Facebook has grown from more than a cool and casual meeting platform. It is now a means of communication, political maneuvering and news.

Its stature has grown so much since its founding in 2004, it was used to connect among protesters for the 2011 Egypt Uprising, leading to the resignation of their president.
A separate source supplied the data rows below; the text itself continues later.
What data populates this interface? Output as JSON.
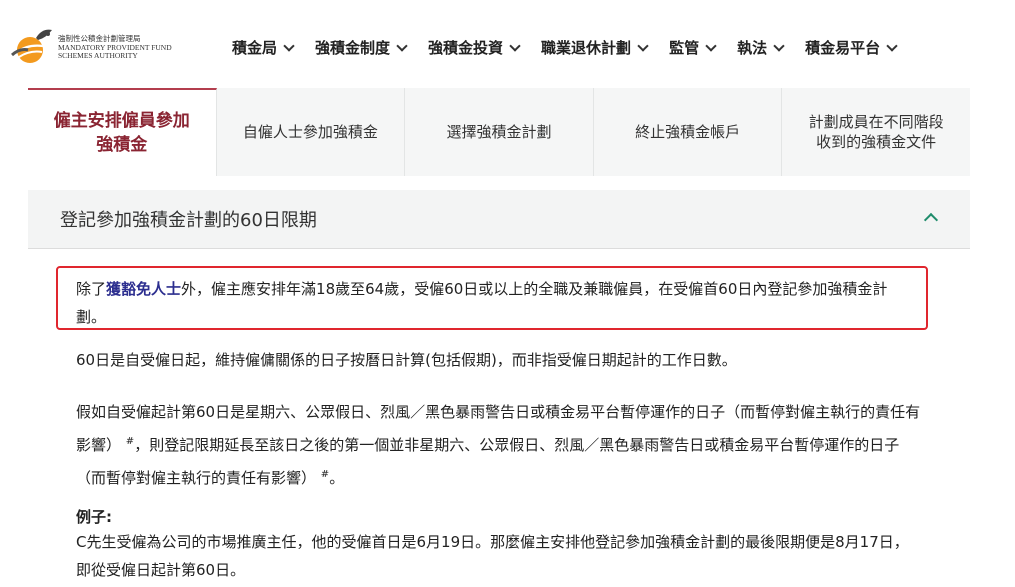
{
  "logo": {
    "chinese": "強制性公積金計劃管理局",
    "english_line1": "MANDATORY PROVIDENT FUND",
    "english_line2": "SCHEMES AUTHORITY"
  },
  "nav": [
    {
      "label": "積金局"
    },
    {
      "label": "強積金制度"
    },
    {
      "label": "強積金投資"
    },
    {
      "label": "職業退休計劃"
    },
    {
      "label": "監管"
    },
    {
      "label": "執法"
    },
    {
      "label": "積金易平台"
    }
  ],
  "tabs": [
    {
      "label": "僱主安排僱員參加強積金",
      "active": true
    },
    {
      "label": "自僱人士參加強積金",
      "active": false
    },
    {
      "label": "選擇強積金計劃",
      "active": false
    },
    {
      "label": "終止強積金帳戶",
      "active": false
    },
    {
      "label": "計劃成員在不同階段收到的強積金文件",
      "active": false
    }
  ],
  "accordion": {
    "title": "登記參加強積金計劃的60日限期",
    "expanded": true
  },
  "content": {
    "p1_pre": "除了",
    "p1_link": "獲豁免人士",
    "p1_post": "外，僱主應安排年滿18歲至64歲，受僱60日或以上的全職及兼職僱員，在受僱首60日內登記參加強積金計劃。",
    "p2": "60日是自受僱日起，維持僱傭關係的日子按曆日計算(包括假期)，而非指受僱日期起計的工作日數。",
    "p3_a": "假如自受僱起計第60日是星期六、公眾假日、烈風／黑色暴雨警告日或積金易平台暫停運作的日子（而暫停對僱主執行的責任有影響）",
    "p3_sup1": "#",
    "p3_b": "，則登記限期延長至該日之後的第一個並非星期六、公眾假日、烈風／黑色暴雨警告日或積金易平台暫停運作的日子（而暫停對僱主執行的責任有影響）",
    "p3_sup2": "#",
    "p3_c": "。",
    "example_label": "例子:",
    "p4": "C先生受僱為公司的市場推廣主任，他的受僱首日是6月19日。那麼僱主安排他登記參加強積金計劃的最後限期便是8月17日，即從受僱日起計第60日。"
  },
  "colors": {
    "active_tab_text": "#8a2432",
    "link": "#2c2e8f",
    "highlight_border": "#e0262e",
    "accordion_chevron": "#1f8c6b",
    "logo_orange": "#f39a1e"
  },
  "icons": [
    "mpf-logo-icon",
    "chevron-down-icon",
    "chevron-up-icon"
  ]
}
Facebook used data mining as a tool to target users for political advertising in 2014 and 2016.

“Privacy is a relic of a time gone by,” said by Sean Parker in the film as he goes through his run-ins with companies doing everything they could to destroy his credibility as a force to be reckoned with in the music industry after founding music platform Napster.

His entire story is prophetic in that social media companies work hand-in-hand with businesses destroying privacy rights in order to get every cent possible by targeting people with relevant ads.

This film and Facebook’s entire reason for existence goes to show that even when shattering barriers meant to protect old money and troglodytic values, the house always wins.

In many ways, innovating the way we communicate, brought new reasons to distrust and disassociate as reality is not reliable anymore. Who are our friends? Who is watching us? Why are we still divided?

In pursuit to curb loneliness and remain supposedly connected to the world, loneliness has increased as many Facebook users today see a modified version of their friends’ lives, and unfairly compare that to their own, which continues the anxiety loop capitalism counts on to keep people comparing, working and buying.

The void many find themselves in due to this ironic twist is not exclusive, and is further exacerbated when we see social stratification crumble before us.
We see now that in this telling of the story of Facebook, the man behind it had the same goal as most young men. And in absence of something meaningful, a vacuous empire is created where more have less than they did before.

This portrayal shows it is perhaps more easier to control the hearts and minds of people, than to have personal locus of control.

At the end of the film, Mark’s expressionless eyes when refreshing his Facebook page, hoping Erica accepts his friend request, despite being the youngest billionaire in the world, puts a very nice and familiar bow to this story.

It’s a traditional motif in the arts that most things are meaningless without women. In a world ruled by men, in a country ruled by white men, that continues to be the case.

Despite increased democratization of the workplace, politics and media, and the increased autonomy and agency women have, the purpose for men to conquer, build and provide has not gone away.

Being worth billions of dollars, and owning a platform that has a monopoly on people’s communication and information means nothing to Mark. Owning all of the statues and exotic animals of the world meant nothing to Kane.

The times with Erica and Eduardo were the only times he was connected to the world.

This misguided solution to this void is now shared with billions of people.